Africa Day would only be truly worthy of celebration when African people and countries are skilled enough to accomplish our dreams of self-reliance and economic independence.
Article written by Olatunde Akintola. Olatunde is a Fellow of the Institute of Chartered Accountant of Nigeria and alumni of Manchester Business School. He writes from Lagos.
Tiktok’s In-App revenue surges amid lockdown
ByteDance Ltd’s brainchild, TikTok, together with Douyin ranking tops globally on mobile apps with the highest revenue generated for the month of April.
The meme-making business has proven to be worth all the fuss, with TikTok, as well as its Chinese twin app, Douyin, ranking tops globally on mobile apps with the highest revenue generated for the month of April.
Sensor Tower, notes that just in the first quarter of this year, ByteDance Ltd’s brainchild, TikTok, together with Douyin which caters to the Chinese market, generated 315 million downloads globally, from the 187 million it had just a year earlier.
The ranking, which was based on their in-app purchases, reveal a tenfold increase, as the companies garnered a whopping $78 million in revenue. The Chinese market is said to have contributed 86.6% of Douyin’s revenue, followed by the U.S market which contributed 8.2%.

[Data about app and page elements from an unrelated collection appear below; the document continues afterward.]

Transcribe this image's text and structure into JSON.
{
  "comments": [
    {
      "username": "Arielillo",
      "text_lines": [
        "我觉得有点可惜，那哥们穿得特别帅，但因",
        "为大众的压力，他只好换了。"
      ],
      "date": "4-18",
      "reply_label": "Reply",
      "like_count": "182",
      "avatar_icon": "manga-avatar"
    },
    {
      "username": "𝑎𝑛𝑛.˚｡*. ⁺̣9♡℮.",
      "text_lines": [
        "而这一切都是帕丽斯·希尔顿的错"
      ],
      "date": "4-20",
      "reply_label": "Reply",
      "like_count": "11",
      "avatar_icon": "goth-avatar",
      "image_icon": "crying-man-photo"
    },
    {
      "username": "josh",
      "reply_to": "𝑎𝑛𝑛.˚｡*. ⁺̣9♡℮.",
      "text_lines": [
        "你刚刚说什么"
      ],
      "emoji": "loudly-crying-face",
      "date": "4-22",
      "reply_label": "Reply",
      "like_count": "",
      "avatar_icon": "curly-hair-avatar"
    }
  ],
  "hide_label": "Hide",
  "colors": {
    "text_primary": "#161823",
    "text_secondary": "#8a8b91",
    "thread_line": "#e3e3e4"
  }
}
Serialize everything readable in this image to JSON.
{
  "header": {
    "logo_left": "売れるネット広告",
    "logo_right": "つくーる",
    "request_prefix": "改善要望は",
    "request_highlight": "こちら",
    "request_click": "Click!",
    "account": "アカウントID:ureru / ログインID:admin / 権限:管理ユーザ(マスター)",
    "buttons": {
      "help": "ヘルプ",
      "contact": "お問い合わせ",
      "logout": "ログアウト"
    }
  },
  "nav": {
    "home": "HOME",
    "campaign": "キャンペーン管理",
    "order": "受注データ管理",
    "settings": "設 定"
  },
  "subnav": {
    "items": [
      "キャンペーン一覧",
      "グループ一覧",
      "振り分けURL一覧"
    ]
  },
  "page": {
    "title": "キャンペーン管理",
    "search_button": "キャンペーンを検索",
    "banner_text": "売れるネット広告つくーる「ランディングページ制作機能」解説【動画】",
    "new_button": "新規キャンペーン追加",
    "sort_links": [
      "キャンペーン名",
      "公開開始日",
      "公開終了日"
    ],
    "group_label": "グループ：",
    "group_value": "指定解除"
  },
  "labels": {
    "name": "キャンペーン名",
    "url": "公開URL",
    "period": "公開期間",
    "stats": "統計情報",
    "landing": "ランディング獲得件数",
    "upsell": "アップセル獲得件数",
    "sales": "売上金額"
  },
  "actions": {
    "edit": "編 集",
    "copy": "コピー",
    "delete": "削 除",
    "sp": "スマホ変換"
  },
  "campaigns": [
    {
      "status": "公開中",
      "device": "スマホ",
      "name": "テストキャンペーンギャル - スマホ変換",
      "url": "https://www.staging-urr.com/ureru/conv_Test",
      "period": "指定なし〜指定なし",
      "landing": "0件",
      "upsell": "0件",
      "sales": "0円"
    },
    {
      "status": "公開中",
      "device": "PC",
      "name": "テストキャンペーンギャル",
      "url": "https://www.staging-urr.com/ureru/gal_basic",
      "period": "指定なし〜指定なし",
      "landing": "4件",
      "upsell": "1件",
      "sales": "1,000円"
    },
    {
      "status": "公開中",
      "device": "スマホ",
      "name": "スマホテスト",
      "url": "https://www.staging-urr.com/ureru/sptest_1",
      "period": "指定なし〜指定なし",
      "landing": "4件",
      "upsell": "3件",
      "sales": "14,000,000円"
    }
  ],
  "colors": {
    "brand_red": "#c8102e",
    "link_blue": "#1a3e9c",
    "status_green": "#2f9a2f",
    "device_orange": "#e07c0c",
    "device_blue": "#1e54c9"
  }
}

This places them ahead of older names like Netflix & YouTube. As opposed to using subscriptions like these established brands, TikTok and Douyin allow users to purchase virtual currency to spend on their favorite content creators.
(READ MORE: Does YouTube stand a chance against TikTok?)
While ByteDance is exploring the world of online commerce, it continues to rely on advertising as its primary income source. However, Emarketer projects that more than 75 million US social network users will make at least one purchase from a social channel in the year 2020.